modernism and with an articulate voice about what is happening in her world, and what her vision is all about. Her latest work embraces and connects glass to weave, and like the steps Albers took from weave into jewelry into (and finally) print, it all makes such sense. When I go to Chicago in the NewYear for a performance of Conversations in Colour (a BBC Commission that celebrates Goethe, Josef Albers, Lucretius and Bridget Riley) I shall be keen to seek out her exhibited work and possibly the person – she is a professor at the Art Institute in the windy city.
Back in snowy Wakefield my loom is empty of a warp, but my tapestry frame (complete with its invaluable clamps – thank you Fiona Hutchinson – for the suggestion – and the Handweavers Studio – for their supply). I came back from Fiona’s Edinburgh workshop with some photos of leaves on a flight of steps. From these images – grey stone set against vibrant autumn reds and yellows – I have fashioned a design for a small tapestry (see opening image) and had made a good start on the tapestry itself just before my accident. I spent some serious time and effort pulling this design together, and am gently satisfied with
where experiment took me. We’ll see if it looks well woven as it appears to do on paper.
3 weeks seems such a long time not to be able to weave, but I can study,
design, research and think. When I can drive again I shall be going over to Ruthin to see the Albers exhibition . . .
One exhibition I did get to in the snow and ice (the winter in the UK started unexpectedly early this year) was the newly re-ordered permanent exhibition at Cartwright Hall in Bradford. It was a revelation frankly, and I recommend a visit if only for the imaginative bringing together of western and eastern culture that so mirrors what Bradford the city declares. For me there was a most
memorable moment, hard to forget, ever to forget. That was seeing
David Hockney’s The Large Diver, an assemblage of 12 sheets of painted pressed paper pulp. I have long enjoyed a book of Hockney’s paintings from the 1970-80s containing many of these swimming pool paintings, but I had never realized most of them were so big! Finally, a few words about what might become a companion piece to Fifteen Images, my collaborative piece that brings together composition, textiles, digital animation and performance.
Soon after my accident a kind friend sent me a get-well card of a young courtesan writing a letter. The print was by the 18C Japanese artist Utamaro. I was reminded seeing this card of a collection of little books by Utamaro in the Fitzwilliam Museum, Cambridge. The books focus on the natural world: birds, insects and shells. Gifts from the Ebb Tide is the title of the latter and it is not only a collection of 36 images of shells and seaweed but 36 ‘crazy’ poems created by 7 poet friends of the artist who he took to the seaside (with plenty of sake) to create the poems he needed to accompany his paintings. The conception and execution of this little book is a wonder . . . and I’ve been

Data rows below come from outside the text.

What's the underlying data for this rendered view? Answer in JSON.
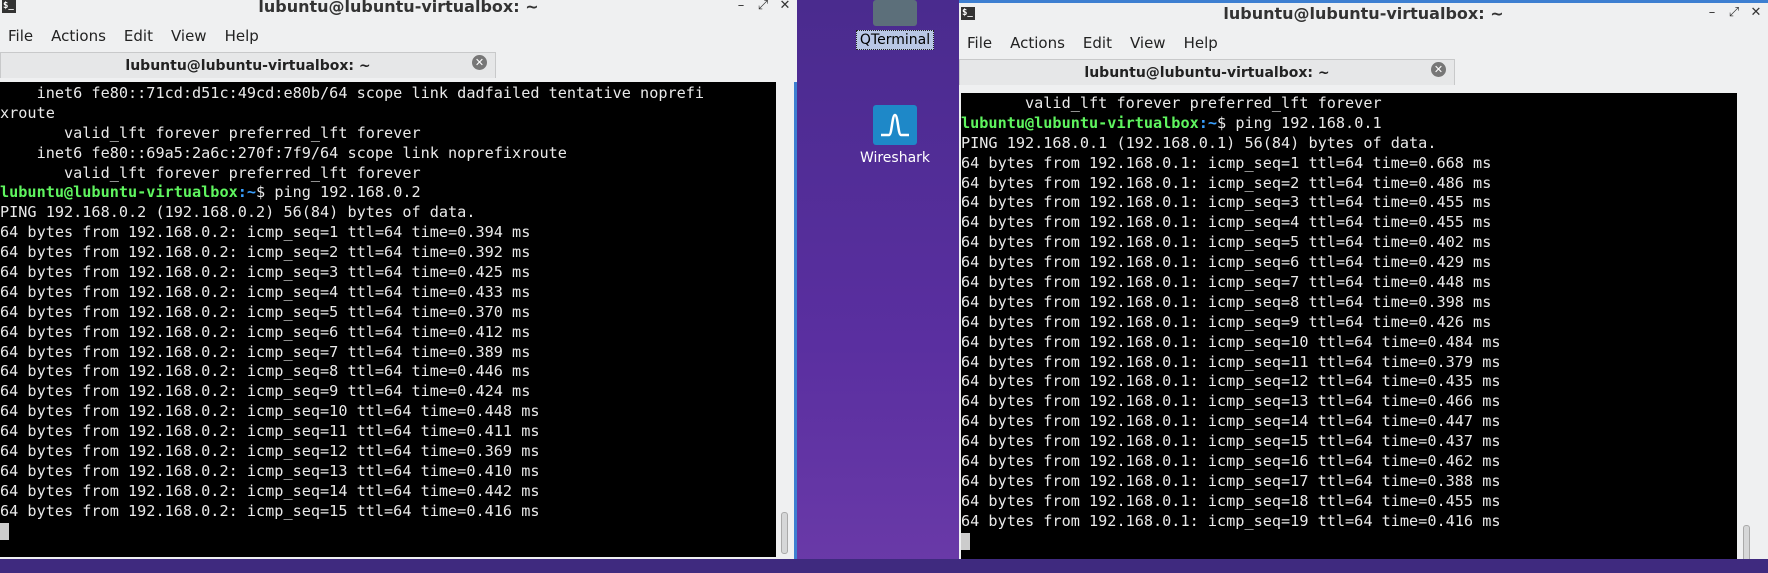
{
  "desktop": {
    "icons": [
      {
        "label": "QTerminal",
        "icon": "qterminal-icon"
      },
      {
        "label": "Wireshark",
        "icon": "wireshark-icon"
      }
    ]
  },
  "left_window": {
    "title": "lubuntu@lubuntu-virtualbox: ~",
    "title_icon_glyph": "$_",
    "menu": [
      "File",
      "Actions",
      "Edit",
      "View",
      "Help"
    ],
    "tab_label": "lubuntu@lubuntu-virtualbox: ~",
    "tab_close_glyph": "✕",
    "lines": [
      {
        "type": "text",
        "text": "    inet6 fe80::71cd:d51c:49cd:e80b/64 scope link dadfailed tentative noprefi"
      },
      {
        "type": "text",
        "text": "xroute"
      },
      {
        "type": "text",
        "text": "       valid_lft forever preferred_lft forever"
      },
      {
        "type": "text",
        "text": "    inet6 fe80::69a5:2a6c:270f:7f9/64 scope link noprefixroute"
      },
      {
        "type": "text",
        "text": "       valid_lft forever preferred_lft forever"
      },
      {
        "type": "prompt",
        "user": "lubuntu@lubuntu-virtualbox",
        "path": ":~",
        "cmd": "$ ping 192.168.0.2"
      },
      {
        "type": "text",
        "text": "PING 192.168.0.2 (192.168.0.2) 56(84) bytes of data."
      },
      {
        "type": "text",
        "text": "64 bytes from 192.168.0.2: icmp_seq=1 ttl=64 time=0.394 ms"
      },
      {
        "type": "text",
        "text": "64 bytes from 192.168.0.2: icmp_seq=2 ttl=64 time=0.392 ms"
      },
      {
        "type": "text",
        "text": "64 bytes from 192.168.0.2: icmp_seq=3 ttl=64 time=0.425 ms"
      },
      {
        "type": "text",
        "text": "64 bytes from 192.168.0.2: icmp_seq=4 ttl=64 time=0.433 ms"
      },
      {
        "type": "text",
        "text": "64 bytes from 192.168.0.2: icmp_seq=5 ttl=64 time=0.370 ms"
      },
      {
        "type": "text",
        "text": "64 bytes from 192.168.0.2: icmp_seq=6 ttl=64 time=0.412 ms"
      },
      {
        "type": "text",
        "text": "64 bytes from 192.168.0.2: icmp_seq=7 ttl=64 time=0.389 ms"
      },
      {
        "type": "text",
        "text": "64 bytes from 192.168.0.2: icmp_seq=8 ttl=64 time=0.446 ms"
      },
      {
        "type": "text",
        "text": "64 bytes from 192.168.0.2: icmp_seq=9 ttl=64 time=0.424 ms"
      },
      {
        "type": "text",
        "text": "64 bytes from 192.168.0.2: icmp_seq=10 ttl=64 time=0.448 ms"
      },
      {
        "type": "text",
        "text": "64 bytes from 192.168.0.2: icmp_seq=11 ttl=64 time=0.411 ms"
      },
      {
        "type": "text",
        "text": "64 bytes from 192.168.0.2: icmp_seq=12 ttl=64 time=0.369 ms"
      },
      {
        "type": "text",
        "text": "64 bytes from 192.168.0.2: icmp_seq=13 ttl=64 time=0.410 ms"
      },
      {
        "type": "text",
        "text": "64 bytes from 192.168.0.2: icmp_seq=14 ttl=64 time=0.442 ms"
      },
      {
        "type": "text",
        "text": "64 bytes from 192.168.0.2: icmp_seq=15 ttl=64 time=0.416 ms"
      },
      {
        "type": "cursor"
      }
    ]
  },
  "right_window": {
    "title": "lubuntu@lubuntu-virtualbox: ~",
    "title_icon_glyph": "$_",
    "menu": [
      "File",
      "Actions",
      "Edit",
      "View",
      "Help"
    ],
    "tab_label": "lubuntu@lubuntu-virtualbox: ~",
    "tab_close_glyph": "✕",
    "lines": [
      {
        "type": "text",
        "text": "       valid_lft forever preferred_lft forever"
      },
      {
        "type": "prompt",
        "user": "lubuntu@lubuntu-virtualbox",
        "path": ":~",
        "cmd": "$ ping 192.168.0.1"
      },
      {
        "type": "text",
        "text": "PING 192.168.0.1 (192.168.0.1) 56(84) bytes of data."
      },
      {
        "type": "text",
        "text": "64 bytes from 192.168.0.1: icmp_seq=1 ttl=64 time=0.668 ms"
      },
      {
        "type": "text",
        "text": "64 bytes from 192.168.0.1: icmp_seq=2 ttl=64 time=0.486 ms"
      },
      {
        "type": "text",
        "text": "64 bytes from 192.168.0.1: icmp_seq=3 ttl=64 time=0.455 ms"
      },
      {
        "type": "text",
        "text": "64 bytes from 192.168.0.1: icmp_seq=4 ttl=64 time=0.455 ms"
      },
      {
        "type": "text",
        "text": "64 bytes from 192.168.0.1: icmp_seq=5 ttl=64 time=0.402 ms"
      },
      {
        "type": "text",
        "text": "64 bytes from 192.168.0.1: icmp_seq=6 ttl=64 time=0.429 ms"
      },
      {
        "type": "text",
        "text": "64 bytes from 192.168.0.1: icmp_seq=7 ttl=64 time=0.448 ms"
      },
      {
        "type": "text",
        "text": "64 bytes from 192.168.0.1: icmp_seq=8 ttl=64 time=0.398 ms"
      },
      {
        "type": "text",
        "text": "64 bytes from 192.168.0.1: icmp_seq=9 ttl=64 time=0.426 ms"
      },
      {
        "type": "text",
        "text": "64 bytes from 192.168.0.1: icmp_seq=10 ttl=64 time=0.484 ms"
      },
      {
        "type": "text",
        "text": "64 bytes from 192.168.0.1: icmp_seq=11 ttl=64 time=0.379 ms"
      },
      {
        "type": "text",
        "text": "64 bytes from 192.168.0.1: icmp_seq=12 ttl=64 time=0.435 ms"
      },
      {
        "type": "text",
        "text": "64 bytes from 192.168.0.1: icmp_seq=13 ttl=64 time=0.466 ms"
      },
      {
        "type": "text",
        "text": "64 bytes from 192.168.0.1: icmp_seq=14 ttl=64 time=0.447 ms"
      },
      {
        "type": "text",
        "text": "64 bytes from 192.168.0.1: icmp_seq=15 ttl=64 time=0.437 ms"
      },
      {
        "type": "text",
        "text": "64 bytes from 192.168.0.1: icmp_seq=16 ttl=64 time=0.462 ms"
      },
      {
        "type": "text",
        "text": "64 bytes from 192.168.0.1: icmp_seq=17 ttl=64 time=0.388 ms"
      },
      {
        "type": "text",
        "text": "64 bytes from 192.168.0.1: icmp_seq=18 ttl=64 time=0.455 ms"
      },
      {
        "type": "text",
        "text": "64 bytes from 192.168.0.1: icmp_seq=19 ttl=64 time=0.416 ms"
      },
      {
        "type": "cursor"
      }
    ]
  },
  "colors": {
    "prompt_user": "#5ff55f",
    "prompt_path": "#3aa0ff",
    "terminal_bg": "#000000",
    "terminal_fg": "#eaeaea",
    "window_chrome": "#eff0f1",
    "active_border": "#3d7fd1"
  }
}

wondering at it ever since. I have some ‘ebb tide images’ of my own, and although I announced in my last blog a moratorium onwriting poetry, I’m afraid the desire to see if I could mirrorthose ‘crazy’ 5 line poems, and in the same vein and technique as the Japanese, just got the better of me. The photos are to become starting point for animated textile images with music for solo flute. As with 15 images my idea would be to combine digital and gallery presentations. I realize with this little re-discovery that I continue to be intrigued by the
possibility of bringing together different media. The poetic word can send such a powerful and concise message about something made, displayed and performed. It can set the scene, establish the mood, secure attentiveness, position time and place. For me the Chinese and Japanese remain the masters of such coming together. Both paintings and notated music so often carry such concise inscriptions. Here’s one by Cid Corman: